## What the exercise asks
Reproduce, without alteration, every line of the data; exclude the images.

▼

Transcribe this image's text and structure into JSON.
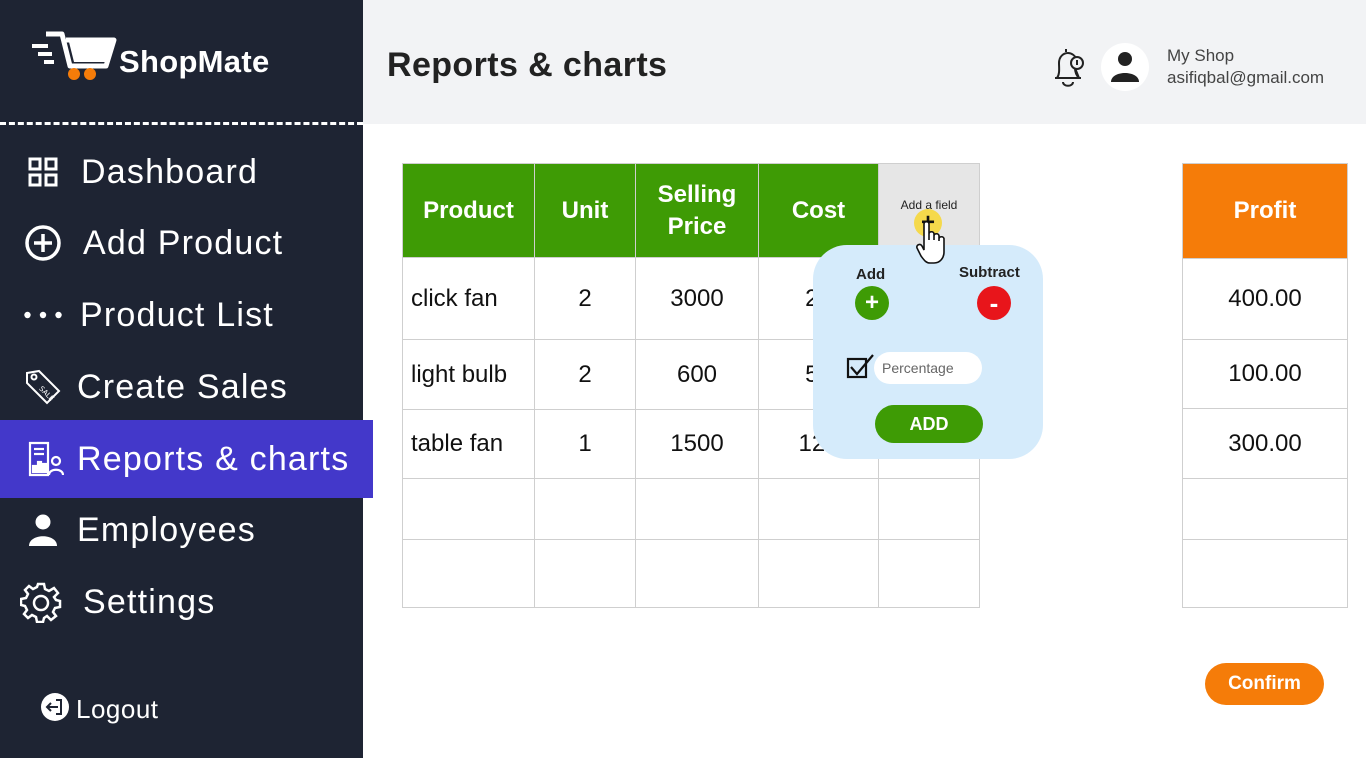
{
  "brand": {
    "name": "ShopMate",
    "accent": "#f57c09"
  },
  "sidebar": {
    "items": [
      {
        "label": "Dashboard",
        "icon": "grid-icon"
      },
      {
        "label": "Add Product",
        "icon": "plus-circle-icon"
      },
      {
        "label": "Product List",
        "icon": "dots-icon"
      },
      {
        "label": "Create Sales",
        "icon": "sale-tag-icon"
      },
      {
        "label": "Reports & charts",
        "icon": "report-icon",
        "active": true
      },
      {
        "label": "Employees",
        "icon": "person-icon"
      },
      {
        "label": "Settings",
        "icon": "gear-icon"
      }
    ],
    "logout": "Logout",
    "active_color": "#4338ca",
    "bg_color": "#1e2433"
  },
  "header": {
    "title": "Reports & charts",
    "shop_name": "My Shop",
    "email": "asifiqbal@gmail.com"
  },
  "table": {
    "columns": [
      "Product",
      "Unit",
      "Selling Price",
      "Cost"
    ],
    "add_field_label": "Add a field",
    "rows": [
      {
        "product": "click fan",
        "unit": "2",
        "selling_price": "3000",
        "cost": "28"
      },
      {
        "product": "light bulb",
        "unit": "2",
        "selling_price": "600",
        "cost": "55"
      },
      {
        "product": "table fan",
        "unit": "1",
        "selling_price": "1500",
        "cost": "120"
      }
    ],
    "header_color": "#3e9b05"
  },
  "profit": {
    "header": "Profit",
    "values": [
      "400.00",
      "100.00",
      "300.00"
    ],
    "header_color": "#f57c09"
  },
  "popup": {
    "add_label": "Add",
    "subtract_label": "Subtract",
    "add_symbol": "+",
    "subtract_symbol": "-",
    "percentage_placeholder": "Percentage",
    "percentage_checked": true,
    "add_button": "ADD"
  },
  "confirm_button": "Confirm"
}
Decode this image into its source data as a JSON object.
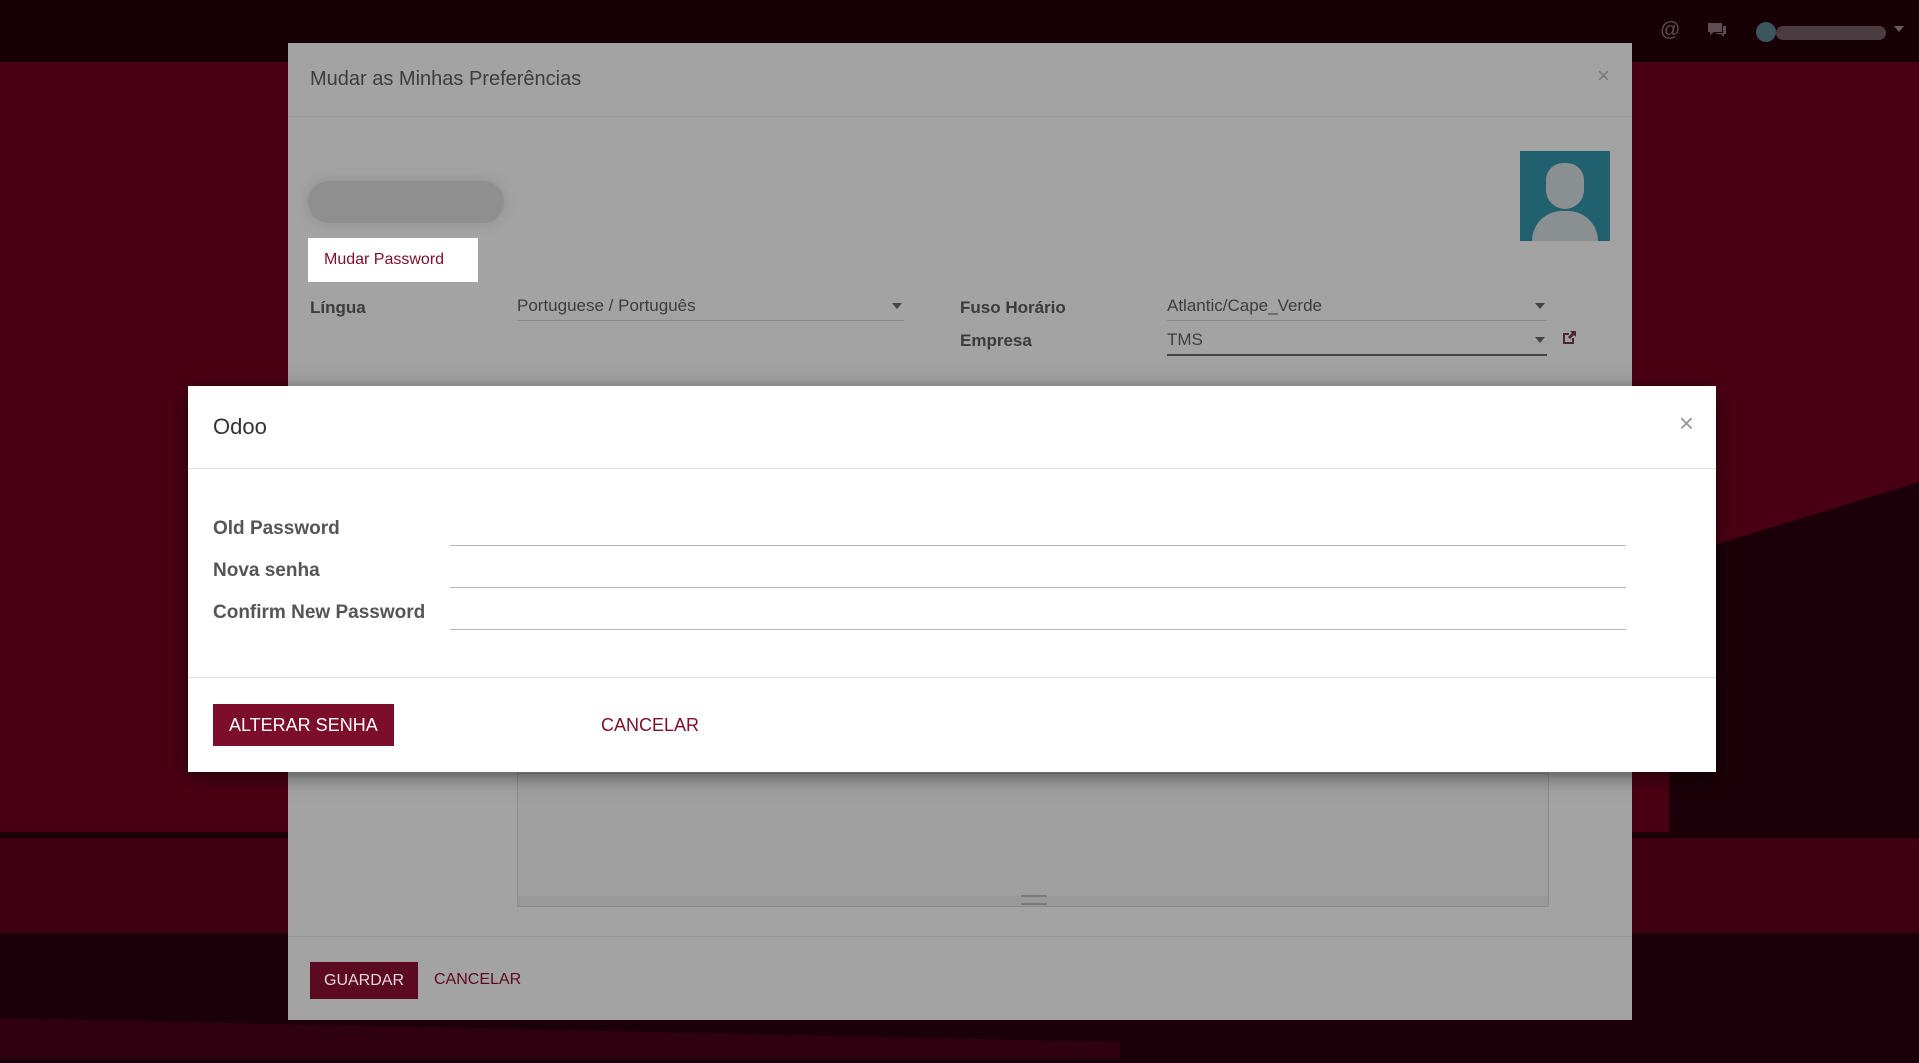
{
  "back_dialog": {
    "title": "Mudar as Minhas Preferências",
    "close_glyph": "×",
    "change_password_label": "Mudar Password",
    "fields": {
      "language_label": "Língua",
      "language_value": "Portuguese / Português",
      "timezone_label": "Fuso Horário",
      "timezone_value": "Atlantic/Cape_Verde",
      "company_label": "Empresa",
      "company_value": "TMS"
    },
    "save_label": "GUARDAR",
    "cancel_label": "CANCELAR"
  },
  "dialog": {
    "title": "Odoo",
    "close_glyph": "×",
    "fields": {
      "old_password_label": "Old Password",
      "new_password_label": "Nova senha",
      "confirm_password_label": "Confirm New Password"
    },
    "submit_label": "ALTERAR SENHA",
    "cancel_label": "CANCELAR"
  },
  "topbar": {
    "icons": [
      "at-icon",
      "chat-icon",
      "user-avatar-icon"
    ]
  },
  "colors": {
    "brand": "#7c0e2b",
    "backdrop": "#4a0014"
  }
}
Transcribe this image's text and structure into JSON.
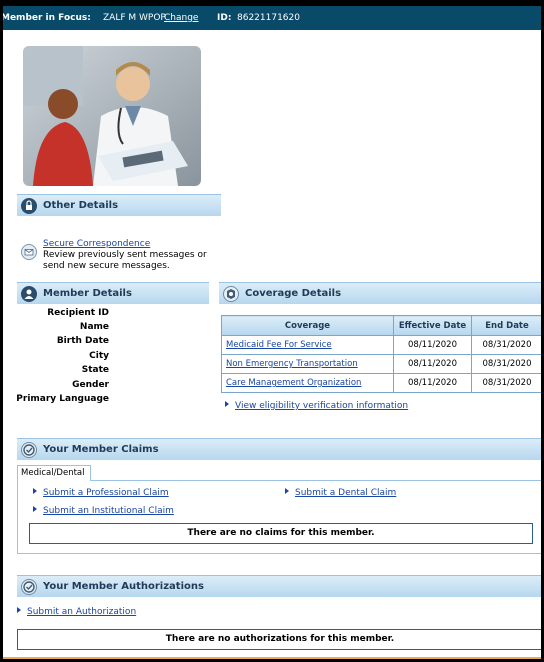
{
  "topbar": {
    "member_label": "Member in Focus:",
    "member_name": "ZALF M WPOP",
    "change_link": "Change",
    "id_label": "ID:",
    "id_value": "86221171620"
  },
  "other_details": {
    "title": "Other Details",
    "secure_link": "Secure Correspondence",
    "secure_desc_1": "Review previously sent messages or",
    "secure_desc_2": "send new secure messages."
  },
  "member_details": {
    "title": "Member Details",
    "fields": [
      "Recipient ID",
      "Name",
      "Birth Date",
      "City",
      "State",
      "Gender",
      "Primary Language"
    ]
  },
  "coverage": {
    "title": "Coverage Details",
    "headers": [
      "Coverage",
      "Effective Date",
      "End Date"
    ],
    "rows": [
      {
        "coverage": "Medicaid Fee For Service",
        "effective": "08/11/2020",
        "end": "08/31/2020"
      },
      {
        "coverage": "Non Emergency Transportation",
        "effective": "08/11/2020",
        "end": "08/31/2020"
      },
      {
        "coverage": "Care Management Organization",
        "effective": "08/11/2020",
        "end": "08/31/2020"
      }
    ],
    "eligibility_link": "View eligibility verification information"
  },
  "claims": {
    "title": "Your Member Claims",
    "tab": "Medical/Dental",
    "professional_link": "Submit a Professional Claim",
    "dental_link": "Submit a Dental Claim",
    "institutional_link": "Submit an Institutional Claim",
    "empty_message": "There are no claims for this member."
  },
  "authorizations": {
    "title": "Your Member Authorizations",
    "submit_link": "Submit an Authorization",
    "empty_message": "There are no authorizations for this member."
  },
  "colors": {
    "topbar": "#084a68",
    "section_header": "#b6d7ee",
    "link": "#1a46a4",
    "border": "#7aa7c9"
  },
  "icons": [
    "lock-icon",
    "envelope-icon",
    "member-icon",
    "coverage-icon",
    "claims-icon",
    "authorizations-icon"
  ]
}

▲

## Solution
Transcribe this image's text and structure into JSON.
{
  "brand": {
    "name": "ShopMate",
    "accent": "#f57c09"
  },
  "sidebar": {
    "items": [
      {
        "label": "Dashboard",
        "icon": "grid-icon"
      },
      {
        "label": "Add Product",
        "icon": "plus-circle-icon"
      },
      {
        "label": "Product List",
        "icon": "dots-icon"
      },
      {
        "label": "Create Sales",
        "icon": "sale-tag-icon"
      },
      {
        "label": "Reports & charts",
        "icon": "report-icon",
        "active": true
      },
      {
        "label": "Employees",
        "icon": "person-icon"
      },
      {
        "label": "Settings",
        "icon": "gear-icon"
      }
    ],
    "logout": "Logout",
    "active_color": "#4338ca",
    "bg_color": "#1e2433"
  },
  "header": {
    "title": "Reports & charts",
    "shop_name": "My Shop",
    "email": "asifiqbal@gmail.com"
  },
  "table": {
    "columns": [
      "Product",
      "Unit",
      "Selling Price",
      "Cost"
    ],
    "add_field_label": "Add a field",
    "rows": [
      {
        "product": "click fan",
        "unit": "2",
        "selling_price": "3000",
        "cost": "28"
      },
      {
        "product": "light bulb",
        "unit": "2",
        "selling_price": "600",
        "cost": "55"
      },
      {
        "product": "table fan",
        "unit": "1",
        "selling_price": "1500",
        "cost": "120"
      }
    ],
    "header_color": "#3e9b05"
  },
  "profit": {
    "header": "Profit",
    "values": [
      "400.00",
      "100.00",
      "300.00"
    ],
    "header_color": "#f57c09"
  },
  "popup": {
    "add_label": "Add",
    "subtract_label": "Subtract",
    "add_symbol": "+",
    "subtract_symbol": "-",
    "percentage_placeholder": "Percentage",
    "percentage_checked": true,
    "add_button": "ADD"
  },
  "confirm_button": "Confirm"
}
Decode this image into its source data as a JSON object.
{
  "back_dialog": {
    "title": "Mudar as Minhas Preferências",
    "close_glyph": "×",
    "change_password_label": "Mudar Password",
    "fields": {
      "language_label": "Língua",
      "language_value": "Portuguese / Português",
      "timezone_label": "Fuso Horário",
      "timezone_value": "Atlantic/Cape_Verde",
      "company_label": "Empresa",
      "company_value": "TMS"
    },
    "save_label": "GUARDAR",
    "cancel_label": "CANCELAR"
  },
  "dialog": {
    "title": "Odoo",
    "close_glyph": "×",
    "fields": {
      "old_password_label": "Old Password",
      "new_password_label": "Nova senha",
      "confirm_password_label": "Confirm New Password"
    },
    "submit_label": "ALTERAR SENHA",
    "cancel_label": "CANCELAR"
  },
  "topbar": {
    "icons": [
      "at-icon",
      "chat-icon",
      "user-avatar-icon"
    ]
  },
  "colors": {
    "brand": "#7c0e2b",
    "backdrop": "#4a0014"
  }
}
Transcribe this image's text and structure into JSON.
{
  "topbar": {
    "member_label": "Member in Focus:",
    "member_name": "ZALF M WPOP",
    "change_link": "Change",
    "id_label": "ID:",
    "id_value": "86221171620"
  },
  "other_details": {
    "title": "Other Details",
    "secure_link": "Secure Correspondence",
    "secure_desc_1": "Review previously sent messages or",
    "secure_desc_2": "send new secure messages."
  },
  "member_details": {
    "title": "Member Details",
    "fields": [
      "Recipient ID",
      "Name",
      "Birth Date",
      "City",
      "State",
      "Gender",
      "Primary Language"
    ]
  },
  "coverage": {
    "title": "Coverage Details",
    "headers": [
      "Coverage",
      "Effective Date",
      "End Date"
    ],
    "rows": [
      {
        "coverage": "Medicaid Fee For Service",
        "effective": "08/11/2020",
        "end": "08/31/2020"
      },
      {
        "coverage": "Non Emergency Transportation",
        "effective": "08/11/2020",
        "end": "08/31/2020"
      },
      {
        "coverage": "Care Management Organization",
        "effective": "08/11/2020",
        "end": "08/31/2020"
      }
    ],
    "eligibility_link": "View eligibility verification information"
  },
  "claims": {
    "title": "Your Member Claims",
    "tab": "Medical/Dental",
    "professional_link": "Submit a Professional Claim",
    "dental_link": "Submit a Dental Claim",
    "institutional_link": "Submit an Institutional Claim",
    "empty_message": "There are no claims for this member."
  },
  "authorizations": {
    "title": "Your Member Authorizations",
    "submit_link": "Submit an Authorization",
    "empty_message": "There are no authorizations for this member."
  },
  "colors": {
    "topbar": "#084a68",
    "section_header": "#b6d7ee",
    "link": "#1a46a4",
    "border": "#7aa7c9"
  },
  "icons": [
    "lock-icon",
    "envelope-icon",
    "member-icon",
    "coverage-icon",
    "claims-icon",
    "authorizations-icon"
  ]
}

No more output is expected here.